## Exercise brief
From the line that contains "Enumerate this screenshot's" through the closing line of the entries, write out each line exactly; pictures stay out.

## Items from an interface collection
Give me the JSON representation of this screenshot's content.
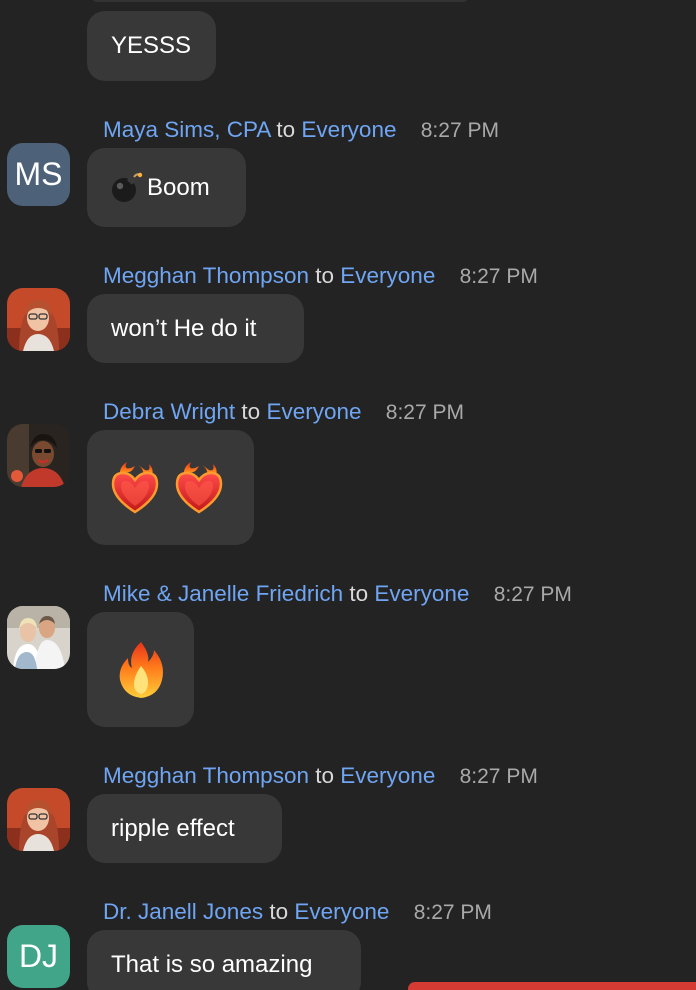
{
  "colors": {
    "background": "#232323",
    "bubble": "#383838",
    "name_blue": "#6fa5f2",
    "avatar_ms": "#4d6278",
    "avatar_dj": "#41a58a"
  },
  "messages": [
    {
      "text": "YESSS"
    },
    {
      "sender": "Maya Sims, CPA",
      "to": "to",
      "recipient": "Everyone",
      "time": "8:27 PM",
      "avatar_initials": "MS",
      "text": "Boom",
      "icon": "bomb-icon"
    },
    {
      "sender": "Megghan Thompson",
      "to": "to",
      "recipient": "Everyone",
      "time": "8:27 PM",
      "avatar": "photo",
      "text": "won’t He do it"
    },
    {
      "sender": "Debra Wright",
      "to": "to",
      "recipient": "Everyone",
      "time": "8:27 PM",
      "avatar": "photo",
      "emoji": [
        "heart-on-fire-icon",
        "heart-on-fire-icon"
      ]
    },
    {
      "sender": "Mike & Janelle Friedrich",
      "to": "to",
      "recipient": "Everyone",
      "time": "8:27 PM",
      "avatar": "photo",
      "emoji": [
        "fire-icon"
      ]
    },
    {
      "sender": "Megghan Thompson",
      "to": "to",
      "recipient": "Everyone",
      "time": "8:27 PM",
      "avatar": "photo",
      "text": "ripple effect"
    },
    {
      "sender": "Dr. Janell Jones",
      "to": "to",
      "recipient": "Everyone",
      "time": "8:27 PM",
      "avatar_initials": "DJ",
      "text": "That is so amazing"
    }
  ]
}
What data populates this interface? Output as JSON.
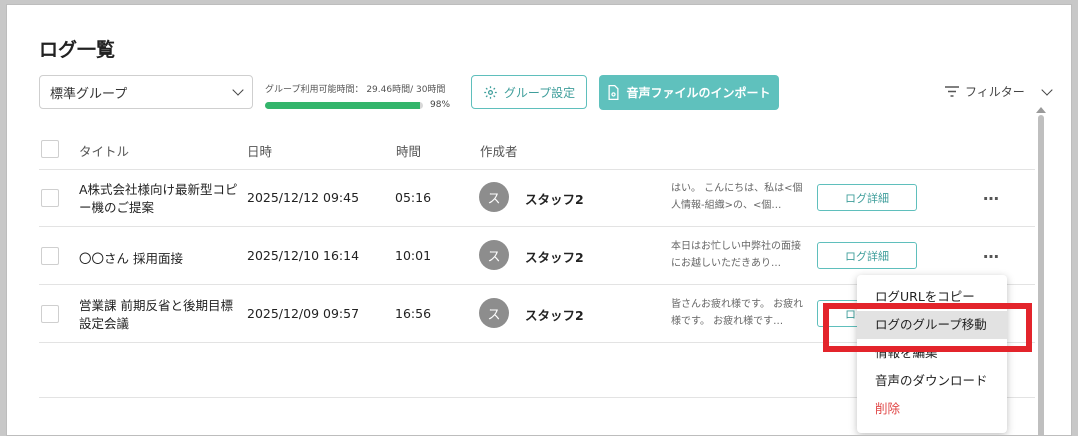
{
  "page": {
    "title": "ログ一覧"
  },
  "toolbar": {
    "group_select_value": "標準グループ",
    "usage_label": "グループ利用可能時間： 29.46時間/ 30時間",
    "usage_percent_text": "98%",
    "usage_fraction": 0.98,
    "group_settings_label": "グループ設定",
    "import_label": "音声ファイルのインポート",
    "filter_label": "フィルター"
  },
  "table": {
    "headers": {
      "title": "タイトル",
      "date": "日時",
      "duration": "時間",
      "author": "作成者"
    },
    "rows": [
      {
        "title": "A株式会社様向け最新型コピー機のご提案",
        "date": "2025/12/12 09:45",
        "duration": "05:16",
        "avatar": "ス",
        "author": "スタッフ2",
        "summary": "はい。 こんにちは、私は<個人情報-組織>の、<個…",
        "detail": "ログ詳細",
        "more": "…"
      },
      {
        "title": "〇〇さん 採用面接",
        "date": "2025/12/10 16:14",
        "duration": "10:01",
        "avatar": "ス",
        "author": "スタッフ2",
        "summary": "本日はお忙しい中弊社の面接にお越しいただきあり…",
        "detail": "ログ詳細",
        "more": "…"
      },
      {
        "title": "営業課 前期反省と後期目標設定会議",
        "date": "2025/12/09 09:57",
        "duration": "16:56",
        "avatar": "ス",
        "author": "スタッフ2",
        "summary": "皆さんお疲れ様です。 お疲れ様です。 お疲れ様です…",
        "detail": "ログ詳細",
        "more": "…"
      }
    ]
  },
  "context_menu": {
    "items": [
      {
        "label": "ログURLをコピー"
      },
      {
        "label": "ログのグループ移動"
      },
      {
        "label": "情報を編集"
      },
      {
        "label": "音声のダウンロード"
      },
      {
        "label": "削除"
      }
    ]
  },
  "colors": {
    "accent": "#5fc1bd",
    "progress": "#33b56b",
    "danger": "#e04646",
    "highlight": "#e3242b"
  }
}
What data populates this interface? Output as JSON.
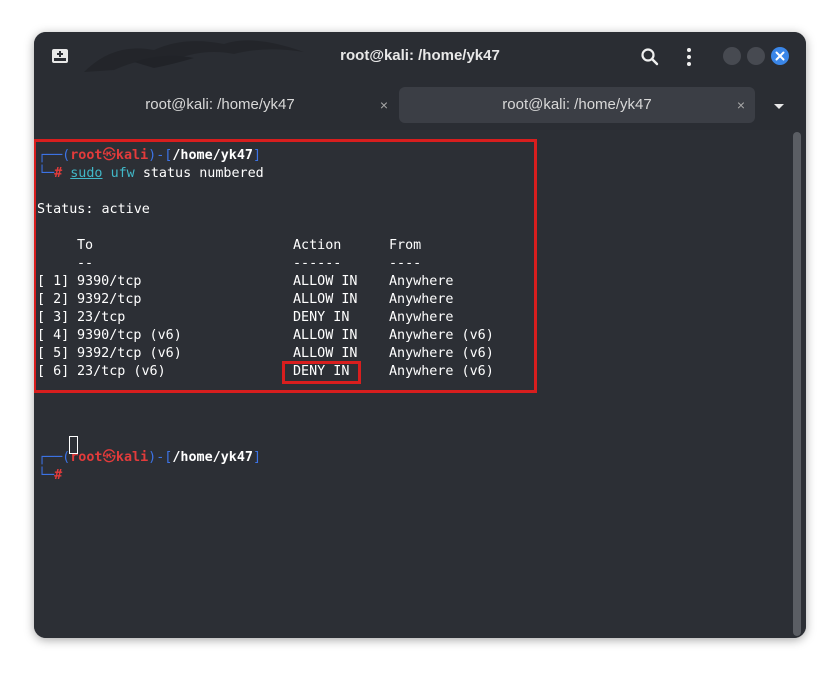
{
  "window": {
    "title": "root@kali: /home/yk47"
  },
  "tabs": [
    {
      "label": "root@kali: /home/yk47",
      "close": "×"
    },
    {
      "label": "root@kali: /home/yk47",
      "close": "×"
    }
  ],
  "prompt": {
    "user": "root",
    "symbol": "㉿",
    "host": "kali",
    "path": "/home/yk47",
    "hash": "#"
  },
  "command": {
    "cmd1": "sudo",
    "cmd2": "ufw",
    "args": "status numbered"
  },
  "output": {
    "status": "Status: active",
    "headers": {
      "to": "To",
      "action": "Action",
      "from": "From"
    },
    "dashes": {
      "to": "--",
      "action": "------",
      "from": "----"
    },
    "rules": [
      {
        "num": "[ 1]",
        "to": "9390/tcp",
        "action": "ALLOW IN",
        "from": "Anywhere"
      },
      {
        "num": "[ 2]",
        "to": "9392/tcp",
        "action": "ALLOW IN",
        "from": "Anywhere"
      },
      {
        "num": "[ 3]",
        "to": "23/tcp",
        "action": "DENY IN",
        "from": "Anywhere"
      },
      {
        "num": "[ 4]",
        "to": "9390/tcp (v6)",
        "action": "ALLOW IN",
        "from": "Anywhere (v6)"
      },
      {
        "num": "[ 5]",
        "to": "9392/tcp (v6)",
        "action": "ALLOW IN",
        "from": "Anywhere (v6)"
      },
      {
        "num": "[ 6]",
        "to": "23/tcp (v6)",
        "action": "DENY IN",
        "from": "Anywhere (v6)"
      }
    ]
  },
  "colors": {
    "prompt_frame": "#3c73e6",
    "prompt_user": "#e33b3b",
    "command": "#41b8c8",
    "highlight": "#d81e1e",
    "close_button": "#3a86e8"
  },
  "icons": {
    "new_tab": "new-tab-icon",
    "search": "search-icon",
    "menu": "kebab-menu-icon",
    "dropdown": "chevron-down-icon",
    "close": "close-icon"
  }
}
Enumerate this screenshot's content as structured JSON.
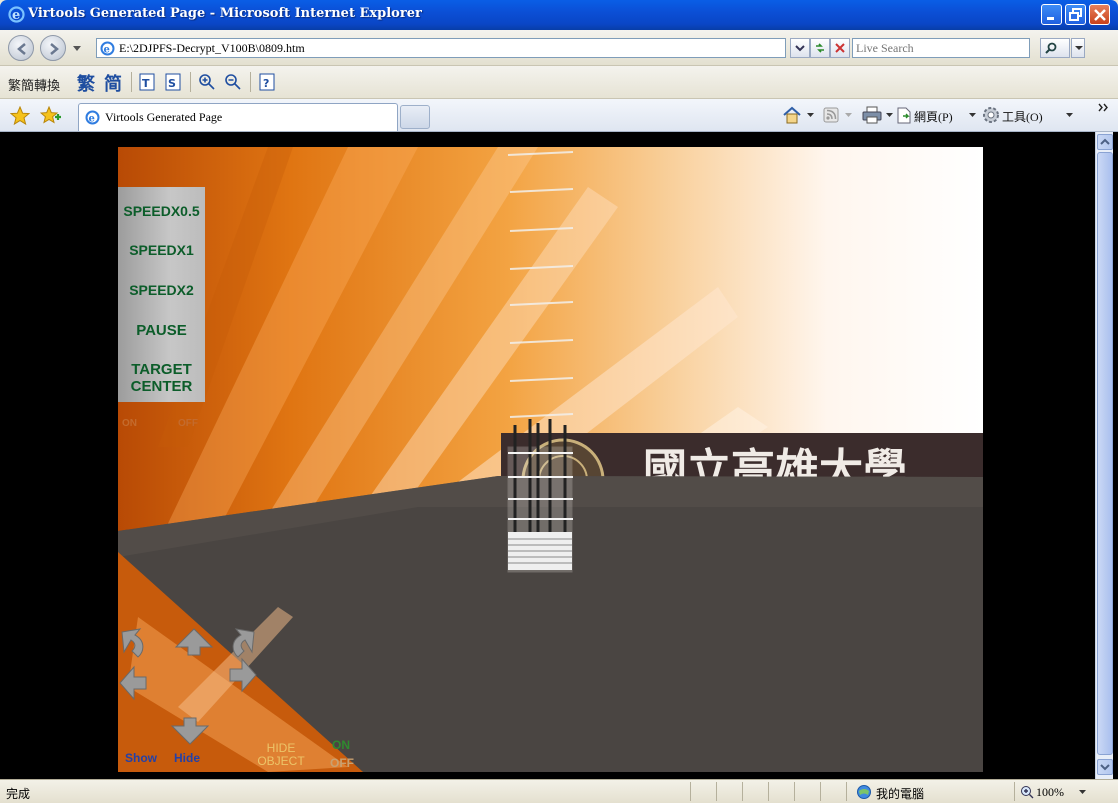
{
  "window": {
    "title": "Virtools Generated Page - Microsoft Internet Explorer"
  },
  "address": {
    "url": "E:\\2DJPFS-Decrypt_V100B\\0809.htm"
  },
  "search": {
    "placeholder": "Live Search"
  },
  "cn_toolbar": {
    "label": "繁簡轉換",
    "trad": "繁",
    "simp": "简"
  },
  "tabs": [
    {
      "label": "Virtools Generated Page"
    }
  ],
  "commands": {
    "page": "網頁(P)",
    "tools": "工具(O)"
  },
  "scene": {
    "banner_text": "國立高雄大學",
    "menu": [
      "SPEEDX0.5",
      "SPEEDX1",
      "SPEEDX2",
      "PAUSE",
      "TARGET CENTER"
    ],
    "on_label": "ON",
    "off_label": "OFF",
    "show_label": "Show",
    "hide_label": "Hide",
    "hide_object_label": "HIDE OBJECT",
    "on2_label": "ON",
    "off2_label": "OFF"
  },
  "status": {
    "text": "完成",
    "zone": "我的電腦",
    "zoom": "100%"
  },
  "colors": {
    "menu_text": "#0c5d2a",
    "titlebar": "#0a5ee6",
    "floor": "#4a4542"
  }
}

## The completed task
Enumerate this screenshot's content as structured JSON.
{
  "window": {
    "title": "Virtools Generated Page - Microsoft Internet Explorer"
  },
  "address": {
    "url": "E:\\2DJPFS-Decrypt_V100B\\0809.htm"
  },
  "search": {
    "placeholder": "Live Search"
  },
  "cn_toolbar": {
    "label": "繁簡轉換",
    "trad": "繁",
    "simp": "简"
  },
  "tabs": [
    {
      "label": "Virtools Generated Page"
    }
  ],
  "commands": {
    "page": "網頁(P)",
    "tools": "工具(O)"
  },
  "scene": {
    "banner_text": "國立高雄大學",
    "menu": [
      "SPEEDX0.5",
      "SPEEDX1",
      "SPEEDX2",
      "PAUSE",
      "TARGET CENTER"
    ],
    "on_label": "ON",
    "off_label": "OFF",
    "show_label": "Show",
    "hide_label": "Hide",
    "hide_object_label": "HIDE OBJECT",
    "on2_label": "ON",
    "off2_label": "OFF"
  },
  "status": {
    "text": "完成",
    "zone": "我的電腦",
    "zoom": "100%"
  },
  "colors": {
    "menu_text": "#0c5d2a",
    "titlebar": "#0a5ee6",
    "floor": "#4a4542"
  }
}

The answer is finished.